» **TASK INSTRUCTIONS**:
Copy out each line of the data that holds the string "Internet".

» **DATASET EXTRACT**:
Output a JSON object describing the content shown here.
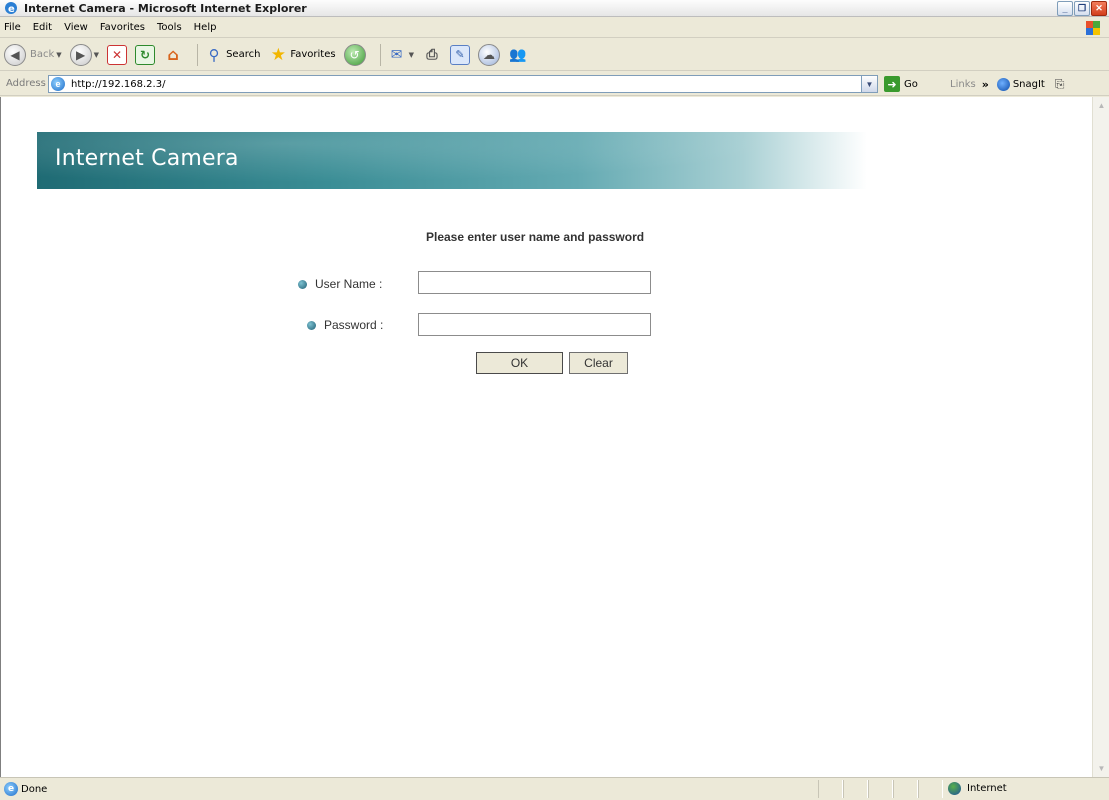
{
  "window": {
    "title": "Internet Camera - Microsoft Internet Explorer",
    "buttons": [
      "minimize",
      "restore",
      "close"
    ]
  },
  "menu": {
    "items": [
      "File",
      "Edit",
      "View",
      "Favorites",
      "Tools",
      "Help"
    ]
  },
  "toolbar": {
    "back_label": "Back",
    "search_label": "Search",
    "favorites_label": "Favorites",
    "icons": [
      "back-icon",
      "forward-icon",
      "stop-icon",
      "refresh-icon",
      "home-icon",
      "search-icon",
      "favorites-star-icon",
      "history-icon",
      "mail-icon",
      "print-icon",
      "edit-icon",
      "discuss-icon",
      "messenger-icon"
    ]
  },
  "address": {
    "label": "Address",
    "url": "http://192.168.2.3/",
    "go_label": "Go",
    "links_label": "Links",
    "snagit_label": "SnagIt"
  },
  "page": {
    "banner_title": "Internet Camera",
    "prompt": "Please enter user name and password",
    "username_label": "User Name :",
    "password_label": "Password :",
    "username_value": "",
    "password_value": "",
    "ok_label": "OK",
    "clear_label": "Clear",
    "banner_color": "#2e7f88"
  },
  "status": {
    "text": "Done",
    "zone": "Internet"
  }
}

» **EXERCISE OUTPUT**:
    "title": "Internet Camera - Microsoft Internet Explorer",
    "banner_title": "Internet Camera",
    "zone": "Internet"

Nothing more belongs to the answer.